- _Task_:
Your answer should be every line of the entries that has the string "text" in it.

- _Dataset rows for apps and sites_:
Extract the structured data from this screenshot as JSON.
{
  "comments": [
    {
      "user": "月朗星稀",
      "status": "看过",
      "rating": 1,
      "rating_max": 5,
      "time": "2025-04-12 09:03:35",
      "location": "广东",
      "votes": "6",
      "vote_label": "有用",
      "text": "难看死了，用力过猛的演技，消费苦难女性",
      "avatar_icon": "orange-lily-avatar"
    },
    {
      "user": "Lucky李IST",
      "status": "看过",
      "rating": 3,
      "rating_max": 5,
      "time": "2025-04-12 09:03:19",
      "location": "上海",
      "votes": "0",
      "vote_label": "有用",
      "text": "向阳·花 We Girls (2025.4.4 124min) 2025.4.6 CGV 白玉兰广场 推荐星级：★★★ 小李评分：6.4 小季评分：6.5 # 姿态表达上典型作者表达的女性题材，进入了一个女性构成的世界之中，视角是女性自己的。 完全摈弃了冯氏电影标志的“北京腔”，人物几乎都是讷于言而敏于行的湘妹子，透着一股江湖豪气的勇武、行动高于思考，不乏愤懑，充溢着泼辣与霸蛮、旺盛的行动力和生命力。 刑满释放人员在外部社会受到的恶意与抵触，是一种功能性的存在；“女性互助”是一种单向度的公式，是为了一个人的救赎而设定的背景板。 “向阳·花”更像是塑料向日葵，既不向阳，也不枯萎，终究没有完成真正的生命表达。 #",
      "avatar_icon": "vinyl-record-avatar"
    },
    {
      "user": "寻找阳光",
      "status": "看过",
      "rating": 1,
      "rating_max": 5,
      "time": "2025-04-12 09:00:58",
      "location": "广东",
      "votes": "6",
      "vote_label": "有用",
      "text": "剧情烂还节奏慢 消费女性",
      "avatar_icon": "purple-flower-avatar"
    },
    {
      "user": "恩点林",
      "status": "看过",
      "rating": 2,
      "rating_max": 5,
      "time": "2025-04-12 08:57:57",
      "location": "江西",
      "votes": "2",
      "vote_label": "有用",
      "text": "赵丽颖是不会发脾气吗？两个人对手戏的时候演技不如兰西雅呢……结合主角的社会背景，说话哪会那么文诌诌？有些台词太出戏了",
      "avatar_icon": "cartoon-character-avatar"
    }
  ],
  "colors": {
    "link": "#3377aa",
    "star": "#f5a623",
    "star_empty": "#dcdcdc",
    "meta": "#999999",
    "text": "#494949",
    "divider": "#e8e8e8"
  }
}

- _Solution below_:
      "text": "难看死了，用力过猛的演技，消费苦难女性",
      "text": "向阳·花 We Girls (2025.4.4 124min) 2025.4.6 CGV 白玉兰广场 推荐星级：★★★ 小李评分：6.4 小季评分：6.5 # 姿态表达上典型作者表达的女性题材，进入了一个女性构成的世界之中，视角是女性自己的。 完全摈弃了冯氏电影标志的“北京腔”，人物几乎都是讷于言而敏于行的湘妹子，透着一股江湖豪气的勇武、行动高于思考，不乏愤懑，充溢着泼辣与霸蛮、旺盛的行动力和生命力。 刑满释放人员在外部社会受到的恶意与抵触，是一种功能性的存在；“女性互助”是一种单向度的公式，是为了一个人的救赎而设定的背景板。 “向阳·花”更像是塑料向日葵，既不向阳，也不枯萎，终究没有完成真正的生命表达。 #",
      "text": "剧情烂还节奏慢 消费女性",
      "text": "赵丽颖是不会发脾气吗？两个人对手戏的时候演技不如兰西雅呢……结合主角的社会背景，说话哪会那么文诌诌？有些台词太出戏了",
    "text": "#494949",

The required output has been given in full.